Look about you. There are clouds, seas, and mountains, grass carpets, the plains; and birds sing in the trees. Farm animals graze in the meadows, and water brooks run through the fields. In city and country, people use their astounding minds to plan and produce intricate things. At night the stars come out, and overhead are billions of stars in our galaxy. Beyond them are 100 billion island universes, each with 100 billion stars.
Evolutionist scientists tell us that it all came from nothing. Creation Scientists tell us that it all came from God, who created everything in six days.
When I was in school, both were taught. Are both being taught today to our children. Do you think our children, as well as ourselves, should know both arguments? Only then can we make and informed decision on which argument we choose to be correct.
So lets begin……………………..
The Big Bang theory has been accepted by a majority of scientists today.

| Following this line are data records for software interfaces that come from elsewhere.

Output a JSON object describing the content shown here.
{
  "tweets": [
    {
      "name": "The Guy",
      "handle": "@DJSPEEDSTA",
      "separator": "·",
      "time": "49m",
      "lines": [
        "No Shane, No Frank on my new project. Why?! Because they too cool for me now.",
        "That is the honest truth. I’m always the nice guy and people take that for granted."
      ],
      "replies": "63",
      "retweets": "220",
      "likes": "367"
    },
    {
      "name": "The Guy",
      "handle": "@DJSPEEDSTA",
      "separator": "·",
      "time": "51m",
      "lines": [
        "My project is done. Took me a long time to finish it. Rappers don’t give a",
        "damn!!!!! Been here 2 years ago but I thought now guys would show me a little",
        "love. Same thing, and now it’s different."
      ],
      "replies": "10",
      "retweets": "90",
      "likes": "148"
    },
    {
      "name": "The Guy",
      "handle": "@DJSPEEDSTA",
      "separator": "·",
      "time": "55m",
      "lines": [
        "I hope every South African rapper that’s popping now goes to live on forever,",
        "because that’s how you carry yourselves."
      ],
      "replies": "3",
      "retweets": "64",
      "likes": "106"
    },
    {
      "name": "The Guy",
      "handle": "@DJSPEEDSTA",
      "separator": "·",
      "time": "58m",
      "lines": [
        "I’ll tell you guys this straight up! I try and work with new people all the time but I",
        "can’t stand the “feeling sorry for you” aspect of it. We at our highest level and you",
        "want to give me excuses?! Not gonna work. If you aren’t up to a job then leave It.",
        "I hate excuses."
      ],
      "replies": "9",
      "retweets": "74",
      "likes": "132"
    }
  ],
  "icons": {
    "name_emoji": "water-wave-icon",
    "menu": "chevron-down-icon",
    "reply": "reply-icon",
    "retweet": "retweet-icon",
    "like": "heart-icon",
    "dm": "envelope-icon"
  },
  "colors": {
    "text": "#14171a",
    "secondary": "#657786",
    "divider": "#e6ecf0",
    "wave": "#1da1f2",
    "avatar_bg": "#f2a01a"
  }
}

It theorizes that a large quantity of nothing decided to pack tightly together,—and then explode outward into hydrogen and helium. This gas is said to have flowed outward through frictionless space (“frictionless,” so the outflowing gas cannot stop or slow down) to eventually form stars, galaxies, planets, and moons.
The originators—George Lemaitre, a Belgian, struck on the basic idea in 1927; and George Gamow, R.A. Alpher, and R. Herman devised the basic Big Bang model in 1948. But it was Gamow, a well-known scientist, who wrote the Mr. Tompkins book series, that gave it its present name. It was later coined in 1949 by Fred Hoyle during a radio broadcast.
According to this theory, in the beginning, there was no matter, just nothingness. Then this nothingness condensed by gravity into a single, tiny spot; and decided to explode!
That explosion produced protons, neutrons, and electrons which flowed outward at incredible speed throughout empty space; for there was no other matter in the universe.
As these protons, neutrons, and electrons hurled themselves outward at supersonic speed, they are said to have formed themselves into typical atomic structures of mutually orbiting hydrogen and helium atoms.
Gradually, the outward-racing atoms are said to have begun circling one another, producing gas clouds which then pushed together into stars.
These first stars only contained lighter elements (hydrogen and helium). Then all of the stars repeatedly exploded. It took at least two explosions of each star to produce our heavier elements. Gamow described it in scientific terms: In violation of physical law, emptiness fled from the vacuum of space—and rushed into a superdense core, that had a density of 1094gm/cm2 and a temperature in excess of 1039 degrees absolute. That is a lot of density and heat for a gigantic pile of nothingness! (No wise crack here, just an honest thought.) Especially when you realize that it is impossible for nothing to get hot. Although air gets hot, however air is matter, not an absence of it.
Where did this “superdense core” come from? Gamow solemnly came up with a scientific answer for this; he said it came as a result of “the big squeeze,” when emptiness crowded together. Then, with true scientific aplomb, he named this solid core of nothing, “ylem” (pronounced “ee-lum”). In addition, numbers were provided to add additional scientific importance: This remarkable lack-of-anything was said by Gamow to have a density of 10 to the 145th power g/cc, or one hundred trillion times the density of water! Then all that packed-in nothingness went boom!
The Big Bang theory is based on theoretical extremes, just as is a black hole. It may look good in theory, but could it have actually happened when looked at actual scientific facts. A tiny bit of nothing packed so tightly together that it blew up and produced all the matter in the universe. It is easy to theorize that something is true, when it has never been seen and there is no definitive evidence that it exists or ever happened.
Unfortunately the theory stands in clear violation of physical laws, celestial mechanics, and fights against our own senses.